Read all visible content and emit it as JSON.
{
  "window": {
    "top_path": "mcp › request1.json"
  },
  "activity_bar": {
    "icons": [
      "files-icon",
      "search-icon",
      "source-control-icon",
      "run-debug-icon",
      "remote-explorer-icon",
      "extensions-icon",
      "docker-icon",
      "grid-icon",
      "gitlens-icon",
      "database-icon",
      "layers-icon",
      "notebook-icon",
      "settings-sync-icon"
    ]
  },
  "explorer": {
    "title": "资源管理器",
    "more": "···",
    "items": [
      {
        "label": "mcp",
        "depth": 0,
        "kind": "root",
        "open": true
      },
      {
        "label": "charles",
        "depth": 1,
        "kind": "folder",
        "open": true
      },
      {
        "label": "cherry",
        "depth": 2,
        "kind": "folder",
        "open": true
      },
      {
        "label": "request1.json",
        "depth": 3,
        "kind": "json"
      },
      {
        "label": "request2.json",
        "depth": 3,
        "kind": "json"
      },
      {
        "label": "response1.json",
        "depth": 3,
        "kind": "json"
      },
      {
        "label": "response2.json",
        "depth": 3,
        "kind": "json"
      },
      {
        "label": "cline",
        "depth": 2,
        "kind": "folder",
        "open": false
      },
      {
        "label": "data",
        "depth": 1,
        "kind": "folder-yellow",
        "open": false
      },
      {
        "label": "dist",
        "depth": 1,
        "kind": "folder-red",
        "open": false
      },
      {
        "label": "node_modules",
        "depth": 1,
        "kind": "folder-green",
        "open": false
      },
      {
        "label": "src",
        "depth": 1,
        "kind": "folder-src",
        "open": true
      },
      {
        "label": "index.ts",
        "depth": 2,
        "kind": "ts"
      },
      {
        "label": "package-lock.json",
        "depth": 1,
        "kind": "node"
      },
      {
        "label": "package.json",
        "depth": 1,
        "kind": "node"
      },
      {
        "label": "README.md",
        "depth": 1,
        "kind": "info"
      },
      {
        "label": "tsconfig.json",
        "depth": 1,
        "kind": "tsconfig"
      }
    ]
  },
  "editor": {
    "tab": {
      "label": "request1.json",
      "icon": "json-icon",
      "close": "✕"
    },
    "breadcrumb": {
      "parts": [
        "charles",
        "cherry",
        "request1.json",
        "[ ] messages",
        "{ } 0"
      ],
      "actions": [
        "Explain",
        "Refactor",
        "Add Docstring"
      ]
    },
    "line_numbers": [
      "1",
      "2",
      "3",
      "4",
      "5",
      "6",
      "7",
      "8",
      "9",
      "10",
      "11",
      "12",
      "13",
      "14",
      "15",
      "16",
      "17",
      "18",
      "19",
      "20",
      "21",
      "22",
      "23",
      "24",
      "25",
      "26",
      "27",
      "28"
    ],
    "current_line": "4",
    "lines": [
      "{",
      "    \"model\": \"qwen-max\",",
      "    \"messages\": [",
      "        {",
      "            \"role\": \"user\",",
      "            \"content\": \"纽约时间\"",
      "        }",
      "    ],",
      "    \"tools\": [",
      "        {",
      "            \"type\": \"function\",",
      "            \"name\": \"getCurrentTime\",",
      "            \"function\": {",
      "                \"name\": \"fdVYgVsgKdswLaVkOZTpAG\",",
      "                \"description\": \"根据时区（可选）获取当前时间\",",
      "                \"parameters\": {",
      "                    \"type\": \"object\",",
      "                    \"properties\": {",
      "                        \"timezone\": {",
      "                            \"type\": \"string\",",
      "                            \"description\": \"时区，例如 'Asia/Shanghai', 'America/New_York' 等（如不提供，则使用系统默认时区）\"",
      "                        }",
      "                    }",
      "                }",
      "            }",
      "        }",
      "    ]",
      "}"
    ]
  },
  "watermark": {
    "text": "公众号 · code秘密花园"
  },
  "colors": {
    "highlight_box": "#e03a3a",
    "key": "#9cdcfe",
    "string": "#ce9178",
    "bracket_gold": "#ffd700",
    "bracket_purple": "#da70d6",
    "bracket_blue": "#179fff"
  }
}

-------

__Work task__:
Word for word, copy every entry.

__Response to this task__:
Read all visible content and emit it as JSON.
{
  "window": {
    "top_path": "mcp › request1.json"
  },
  "activity_bar": {
    "icons": [
      "files-icon",
      "search-icon",
      "source-control-icon",
      "run-debug-icon",
      "remote-explorer-icon",
      "extensions-icon",
      "docker-icon",
      "grid-icon",
      "gitlens-icon",
      "database-icon",
      "layers-icon",
      "notebook-icon",
      "settings-sync-icon"
    ]
  },
  "explorer": {
    "title": "资源管理器",
    "more": "···",
    "items": [
      {
        "label": "mcp",
        "depth": 0,
        "kind": "root",
        "open": true
      },
      {
        "label": "charles",
        "depth": 1,
        "kind": "folder",
        "open": true
      },
      {
        "label": "cherry",
        "depth": 2,
        "kind": "folder",
        "open": true
      },
      {
        "label": "request1.json",
        "depth": 3,
        "kind": "json"
      },
      {
        "label": "request2.json",
        "depth": 3,
        "kind": "json"
      },
      {
        "label": "response1.json",
        "depth": 3,
        "kind": "json"
      },
      {
        "label": "response2.json",
        "depth": 3,
        "kind": "json"
      },
      {
        "label": "cline",
        "depth": 2,
        "kind": "folder",
        "open": false
      },
      {
        "label": "data",
        "depth": 1,
        "kind": "folder-yellow",
        "open": false
      },
      {
        "label": "dist",
        "depth": 1,
        "kind": "folder-red",
        "open": false
      },
      {
        "label": "node_modules",
        "depth": 1,
        "kind": "folder-green",
        "open": false
      },
      {
        "label": "src",
        "depth": 1,
        "kind": "folder-src",
        "open": true
      },
      {
        "label": "index.ts",
        "depth": 2,
        "kind": "ts"
      },
      {
        "label": "package-lock.json",
        "depth": 1,
        "kind": "node"
      },
      {
        "label": "package.json",
        "depth": 1,
        "kind": "node"
      },
      {
        "label": "README.md",
        "depth": 1,
        "kind": "info"
      },
      {
        "label": "tsconfig.json",
        "depth": 1,
        "kind": "tsconfig"
      }
    ]
  },
  "editor": {
    "tab": {
      "label": "request1.json",
      "icon": "json-icon",
      "close": "✕"
    },
    "breadcrumb": {
      "parts": [
        "charles",
        "cherry",
        "request1.json",
        "[ ] messages",
        "{ } 0"
      ],
      "actions": [
        "Explain",
        "Refactor",
        "Add Docstring"
      ]
    },
    "line_numbers": [
      "1",
      "2",
      "3",
      "4",
      "5",
      "6",
      "7",
      "8",
      "9",
      "10",
      "11",
      "12",
      "13",
      "14",
      "15",
      "16",
      "17",
      "18",
      "19",
      "20",
      "21",
      "22",
      "23",
      "24",
      "25",
      "26",
      "27",
      "28"
    ],
    "current_line": "4",
    "lines": [
      "{",
      "    \"model\": \"qwen-max\",",
      "    \"messages\": [",
      "        {",
      "            \"role\": \"user\",",
      "            \"content\": \"纽约时间\"",
      "        }",
      "    ],",
      "    \"tools\": [",
      "        {",
      "            \"type\": \"function\",",
      "            \"name\": \"getCurrentTime\",",
      "            \"function\": {",
      "                \"name\": \"fdVYgVsgKdswLaVkOZTpAG\",",
      "                \"description\": \"根据时区（可选）获取当前时间\",",
      "                \"parameters\": {",
      "                    \"type\": \"object\",",
      "                    \"properties\": {",
      "                        \"timezone\": {",
      "                            \"type\": \"string\",",
      "                            \"description\": \"时区，例如 'Asia/Shanghai', 'America/New_York' 等（如不提供，则使用系统默认时区）\"",
      "                        }",
      "                    }",
      "                }",
      "            }",
      "        }",
      "    ]",
      "}"
    ]
  },
  "watermark": {
    "text": "公众号 · code秘密花园"
  },
  "colors": {
    "highlight_box": "#e03a3a",
    "key": "#9cdcfe",
    "string": "#ce9178",
    "bracket_gold": "#ffd700",
    "bracket_purple": "#da70d6",
    "bracket_blue": "#179fff"
  }
}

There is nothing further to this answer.